_Exercise brief_. Whenever a line carries the word "Updated", pull it out of the entries.

Segment Start: Input records

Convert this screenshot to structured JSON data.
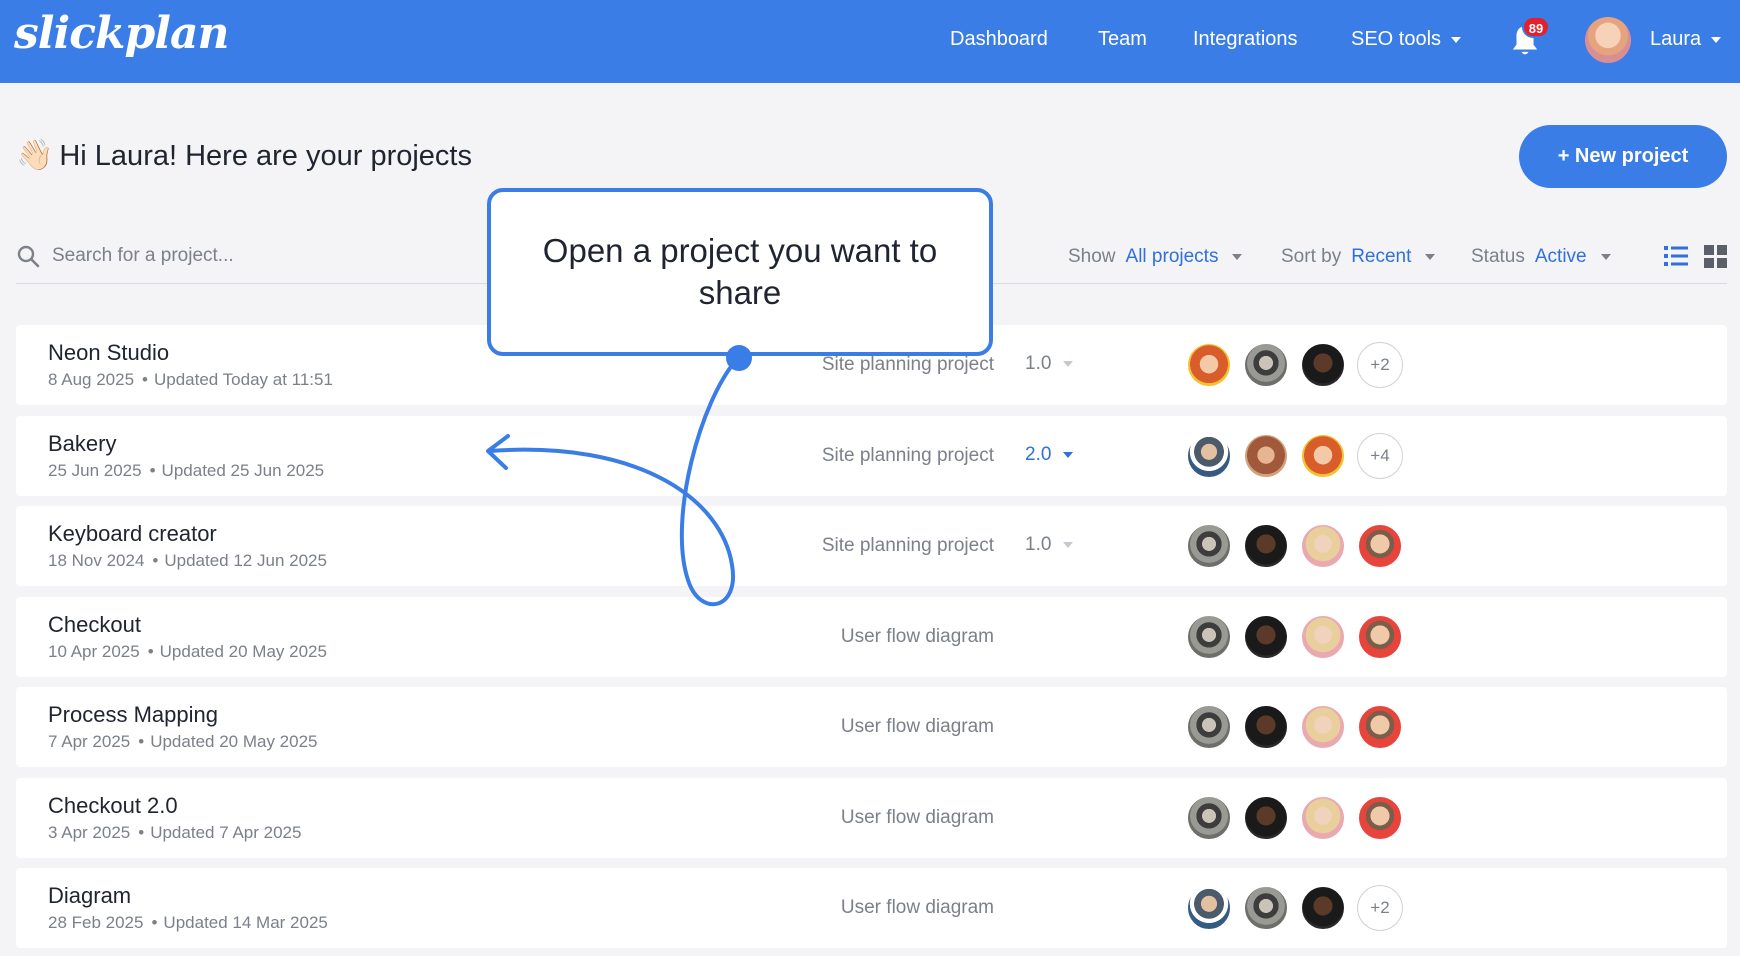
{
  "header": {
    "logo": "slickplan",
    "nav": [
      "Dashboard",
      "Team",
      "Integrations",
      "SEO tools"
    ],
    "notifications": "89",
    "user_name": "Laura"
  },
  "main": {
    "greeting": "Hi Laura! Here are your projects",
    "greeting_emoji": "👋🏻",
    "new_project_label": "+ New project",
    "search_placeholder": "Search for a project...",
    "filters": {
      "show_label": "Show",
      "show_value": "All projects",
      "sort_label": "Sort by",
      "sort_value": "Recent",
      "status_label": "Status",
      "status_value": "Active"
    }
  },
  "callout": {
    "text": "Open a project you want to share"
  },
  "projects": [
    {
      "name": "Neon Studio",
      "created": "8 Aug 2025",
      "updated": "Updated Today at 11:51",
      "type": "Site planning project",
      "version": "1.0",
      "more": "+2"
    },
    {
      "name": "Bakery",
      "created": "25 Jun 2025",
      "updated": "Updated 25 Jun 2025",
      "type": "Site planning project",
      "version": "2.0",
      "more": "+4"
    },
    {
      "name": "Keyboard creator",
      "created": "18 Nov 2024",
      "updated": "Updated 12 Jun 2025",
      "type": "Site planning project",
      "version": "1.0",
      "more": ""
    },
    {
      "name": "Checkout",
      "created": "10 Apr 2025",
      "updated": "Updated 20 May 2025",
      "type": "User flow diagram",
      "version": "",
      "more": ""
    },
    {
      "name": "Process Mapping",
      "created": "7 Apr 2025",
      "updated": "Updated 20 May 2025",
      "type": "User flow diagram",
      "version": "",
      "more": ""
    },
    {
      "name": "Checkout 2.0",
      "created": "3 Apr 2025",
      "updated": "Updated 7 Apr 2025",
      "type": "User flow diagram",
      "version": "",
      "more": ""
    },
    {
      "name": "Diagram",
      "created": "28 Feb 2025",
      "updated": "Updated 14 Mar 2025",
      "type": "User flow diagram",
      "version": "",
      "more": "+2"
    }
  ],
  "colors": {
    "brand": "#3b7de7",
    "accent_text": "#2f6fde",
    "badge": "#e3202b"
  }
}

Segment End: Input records
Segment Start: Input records

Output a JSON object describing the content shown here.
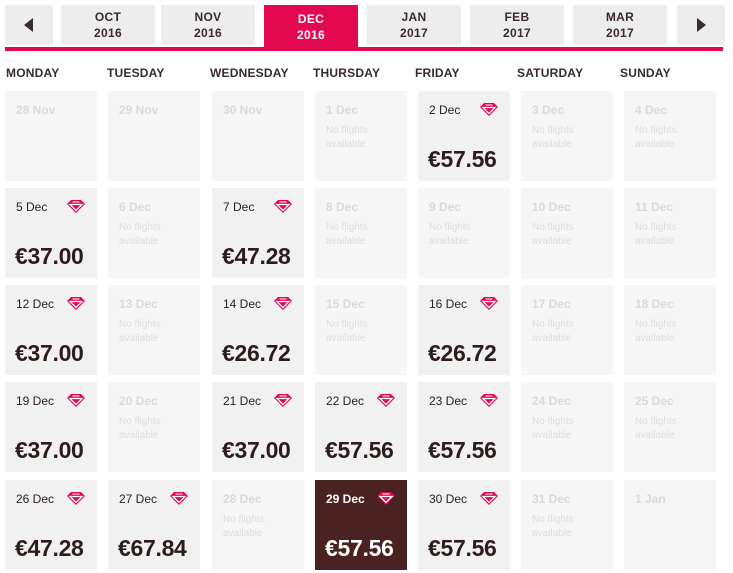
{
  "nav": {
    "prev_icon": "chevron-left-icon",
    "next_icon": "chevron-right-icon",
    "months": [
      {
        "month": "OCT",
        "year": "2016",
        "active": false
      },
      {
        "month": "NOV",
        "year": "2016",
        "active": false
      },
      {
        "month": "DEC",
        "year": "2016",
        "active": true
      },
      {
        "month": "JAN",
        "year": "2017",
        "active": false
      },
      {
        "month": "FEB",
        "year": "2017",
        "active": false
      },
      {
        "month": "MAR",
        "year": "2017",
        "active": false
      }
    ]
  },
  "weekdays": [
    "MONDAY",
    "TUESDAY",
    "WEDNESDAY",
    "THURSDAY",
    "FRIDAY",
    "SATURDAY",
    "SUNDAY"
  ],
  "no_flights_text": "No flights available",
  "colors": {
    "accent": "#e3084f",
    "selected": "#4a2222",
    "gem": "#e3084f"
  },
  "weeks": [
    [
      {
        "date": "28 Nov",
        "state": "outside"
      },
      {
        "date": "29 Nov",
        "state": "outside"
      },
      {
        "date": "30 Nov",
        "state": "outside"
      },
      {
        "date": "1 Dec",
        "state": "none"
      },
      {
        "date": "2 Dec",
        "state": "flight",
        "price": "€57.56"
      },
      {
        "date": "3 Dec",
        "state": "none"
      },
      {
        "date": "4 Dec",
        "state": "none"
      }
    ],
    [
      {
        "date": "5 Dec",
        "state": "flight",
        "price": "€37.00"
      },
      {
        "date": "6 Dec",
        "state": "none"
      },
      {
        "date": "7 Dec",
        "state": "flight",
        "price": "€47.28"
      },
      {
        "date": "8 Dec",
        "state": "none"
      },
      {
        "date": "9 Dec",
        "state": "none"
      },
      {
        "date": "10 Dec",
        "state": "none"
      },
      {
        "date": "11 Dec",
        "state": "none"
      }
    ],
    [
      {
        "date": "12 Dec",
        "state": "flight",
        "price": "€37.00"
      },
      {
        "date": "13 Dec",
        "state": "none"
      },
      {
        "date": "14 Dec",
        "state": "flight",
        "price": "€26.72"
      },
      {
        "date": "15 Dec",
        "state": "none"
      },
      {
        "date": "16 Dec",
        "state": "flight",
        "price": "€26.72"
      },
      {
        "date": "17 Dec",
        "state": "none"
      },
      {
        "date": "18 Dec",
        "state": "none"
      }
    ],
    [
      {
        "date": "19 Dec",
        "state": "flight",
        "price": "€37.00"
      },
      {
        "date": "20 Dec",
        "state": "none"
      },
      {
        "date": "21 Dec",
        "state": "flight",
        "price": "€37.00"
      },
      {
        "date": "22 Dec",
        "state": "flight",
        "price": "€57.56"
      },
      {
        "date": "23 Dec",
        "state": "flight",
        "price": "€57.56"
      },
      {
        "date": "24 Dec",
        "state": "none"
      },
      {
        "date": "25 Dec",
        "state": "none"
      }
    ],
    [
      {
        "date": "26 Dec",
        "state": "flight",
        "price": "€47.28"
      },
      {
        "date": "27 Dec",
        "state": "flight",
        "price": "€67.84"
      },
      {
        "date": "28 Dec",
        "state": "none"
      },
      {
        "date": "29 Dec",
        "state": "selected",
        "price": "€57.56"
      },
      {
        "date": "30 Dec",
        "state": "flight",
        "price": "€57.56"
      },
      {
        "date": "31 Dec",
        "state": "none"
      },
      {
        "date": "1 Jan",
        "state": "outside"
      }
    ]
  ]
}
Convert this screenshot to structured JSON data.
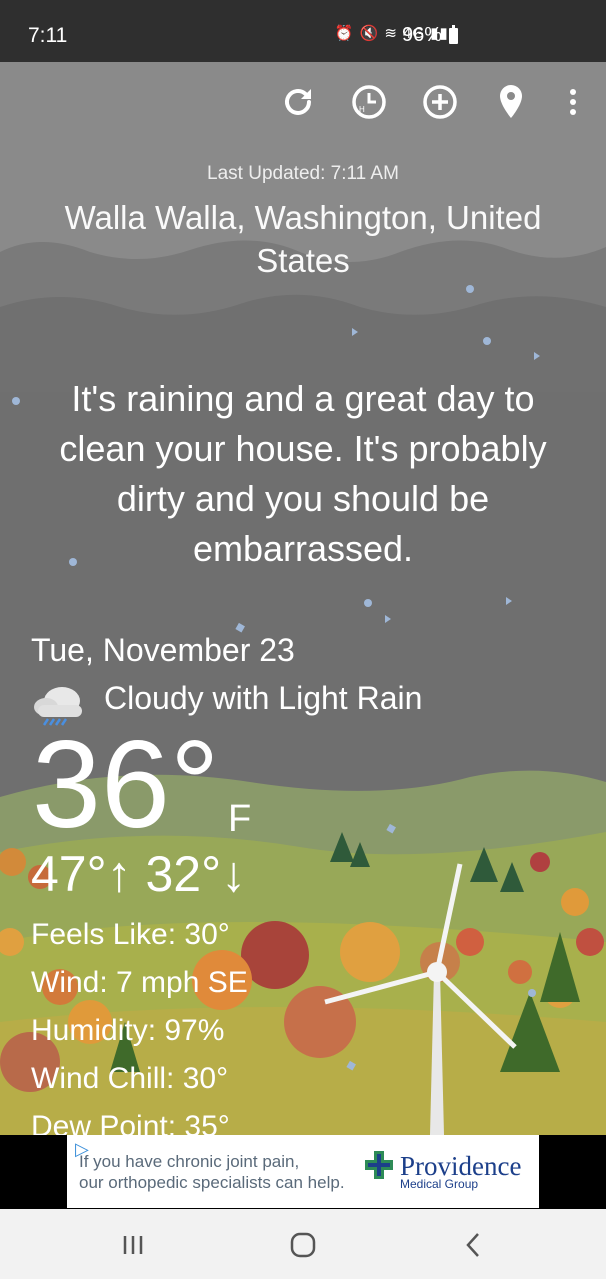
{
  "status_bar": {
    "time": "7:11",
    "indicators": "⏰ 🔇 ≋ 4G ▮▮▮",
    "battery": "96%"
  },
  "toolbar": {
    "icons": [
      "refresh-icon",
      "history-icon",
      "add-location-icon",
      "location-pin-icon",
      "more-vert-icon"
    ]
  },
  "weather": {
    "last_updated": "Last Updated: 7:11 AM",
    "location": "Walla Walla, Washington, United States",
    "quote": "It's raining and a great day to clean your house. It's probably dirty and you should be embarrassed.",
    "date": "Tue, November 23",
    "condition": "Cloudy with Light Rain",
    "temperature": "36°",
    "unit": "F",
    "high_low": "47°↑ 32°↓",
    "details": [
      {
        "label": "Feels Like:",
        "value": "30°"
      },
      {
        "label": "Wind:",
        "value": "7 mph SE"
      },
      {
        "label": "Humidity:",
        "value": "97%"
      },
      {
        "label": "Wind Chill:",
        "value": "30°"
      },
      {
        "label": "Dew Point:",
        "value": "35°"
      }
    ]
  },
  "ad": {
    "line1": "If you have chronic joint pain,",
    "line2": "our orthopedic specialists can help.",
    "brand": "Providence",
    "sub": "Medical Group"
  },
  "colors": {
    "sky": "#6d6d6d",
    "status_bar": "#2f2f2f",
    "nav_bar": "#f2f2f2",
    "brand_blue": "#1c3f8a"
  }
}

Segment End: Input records
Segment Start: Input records

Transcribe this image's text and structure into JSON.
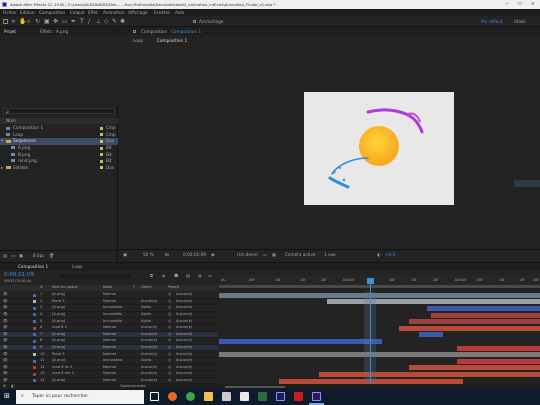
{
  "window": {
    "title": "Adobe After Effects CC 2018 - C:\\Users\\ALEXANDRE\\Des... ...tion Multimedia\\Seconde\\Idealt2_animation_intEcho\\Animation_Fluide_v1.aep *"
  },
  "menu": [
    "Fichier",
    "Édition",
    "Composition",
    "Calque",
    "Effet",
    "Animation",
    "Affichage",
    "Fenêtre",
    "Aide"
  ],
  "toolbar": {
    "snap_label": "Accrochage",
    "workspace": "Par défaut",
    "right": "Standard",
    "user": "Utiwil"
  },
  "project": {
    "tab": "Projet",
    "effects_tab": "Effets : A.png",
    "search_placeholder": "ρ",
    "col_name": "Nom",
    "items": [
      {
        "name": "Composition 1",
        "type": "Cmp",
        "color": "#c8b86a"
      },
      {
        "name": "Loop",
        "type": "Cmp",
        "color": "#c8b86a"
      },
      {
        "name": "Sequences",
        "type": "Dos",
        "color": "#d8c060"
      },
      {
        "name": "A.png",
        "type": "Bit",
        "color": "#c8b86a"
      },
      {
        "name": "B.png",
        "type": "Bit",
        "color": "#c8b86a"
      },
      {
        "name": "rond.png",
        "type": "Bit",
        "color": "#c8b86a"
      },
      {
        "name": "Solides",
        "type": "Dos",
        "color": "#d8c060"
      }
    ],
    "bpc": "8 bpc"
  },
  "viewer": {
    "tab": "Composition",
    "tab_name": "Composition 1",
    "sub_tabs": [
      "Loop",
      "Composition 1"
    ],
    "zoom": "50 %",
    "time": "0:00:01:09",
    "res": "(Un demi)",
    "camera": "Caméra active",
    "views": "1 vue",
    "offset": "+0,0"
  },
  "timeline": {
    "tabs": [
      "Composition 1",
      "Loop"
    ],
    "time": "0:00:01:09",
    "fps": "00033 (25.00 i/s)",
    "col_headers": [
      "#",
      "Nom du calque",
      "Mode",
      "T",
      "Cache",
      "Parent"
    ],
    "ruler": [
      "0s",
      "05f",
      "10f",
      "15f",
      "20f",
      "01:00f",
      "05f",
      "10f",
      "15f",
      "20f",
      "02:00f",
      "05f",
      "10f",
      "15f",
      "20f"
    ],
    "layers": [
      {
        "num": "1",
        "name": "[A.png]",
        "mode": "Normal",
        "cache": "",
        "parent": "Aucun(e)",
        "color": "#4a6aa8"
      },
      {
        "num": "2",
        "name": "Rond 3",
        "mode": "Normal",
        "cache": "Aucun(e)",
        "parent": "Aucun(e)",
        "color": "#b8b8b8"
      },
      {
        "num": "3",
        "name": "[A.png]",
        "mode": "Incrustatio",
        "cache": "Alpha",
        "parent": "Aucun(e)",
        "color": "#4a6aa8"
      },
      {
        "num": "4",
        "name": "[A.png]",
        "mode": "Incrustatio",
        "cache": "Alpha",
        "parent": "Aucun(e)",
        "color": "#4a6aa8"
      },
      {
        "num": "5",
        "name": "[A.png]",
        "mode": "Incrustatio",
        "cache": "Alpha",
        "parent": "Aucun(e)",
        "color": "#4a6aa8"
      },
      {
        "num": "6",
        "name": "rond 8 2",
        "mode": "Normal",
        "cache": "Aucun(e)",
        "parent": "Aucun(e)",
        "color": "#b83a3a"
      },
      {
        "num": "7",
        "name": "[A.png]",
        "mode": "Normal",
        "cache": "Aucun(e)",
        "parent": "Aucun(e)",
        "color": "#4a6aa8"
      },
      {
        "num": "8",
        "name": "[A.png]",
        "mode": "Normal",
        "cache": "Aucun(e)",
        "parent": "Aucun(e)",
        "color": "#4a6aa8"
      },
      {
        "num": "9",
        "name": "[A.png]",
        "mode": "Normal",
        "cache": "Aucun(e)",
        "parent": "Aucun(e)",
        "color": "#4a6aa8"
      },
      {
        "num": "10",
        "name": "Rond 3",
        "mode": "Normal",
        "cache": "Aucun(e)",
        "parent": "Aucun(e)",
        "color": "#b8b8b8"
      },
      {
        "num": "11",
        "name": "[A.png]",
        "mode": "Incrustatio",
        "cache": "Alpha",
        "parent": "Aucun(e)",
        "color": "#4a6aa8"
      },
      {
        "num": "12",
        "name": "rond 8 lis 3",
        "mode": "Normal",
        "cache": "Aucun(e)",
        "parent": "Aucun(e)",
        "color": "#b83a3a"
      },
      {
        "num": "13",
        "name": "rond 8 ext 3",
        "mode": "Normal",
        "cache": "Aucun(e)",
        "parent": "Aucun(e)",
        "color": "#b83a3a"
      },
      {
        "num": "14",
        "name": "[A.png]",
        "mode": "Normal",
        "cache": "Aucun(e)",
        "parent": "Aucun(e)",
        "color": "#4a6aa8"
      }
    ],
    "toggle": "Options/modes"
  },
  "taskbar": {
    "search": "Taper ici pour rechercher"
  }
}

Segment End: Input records

_Output of the exercise_.
      "updated": "Updated Today at 11:51",
      "updated": "Updated 25 Jun 2025",
      "updated": "Updated 12 Jun 2025",
      "updated": "Updated 20 May 2025",
      "updated": "Updated 20 May 2025",
      "updated": "Updated 7 Apr 2025",
      "updated": "Updated 14 Mar 2025",
    "last_updated": "Last Updated: 7:11 AM",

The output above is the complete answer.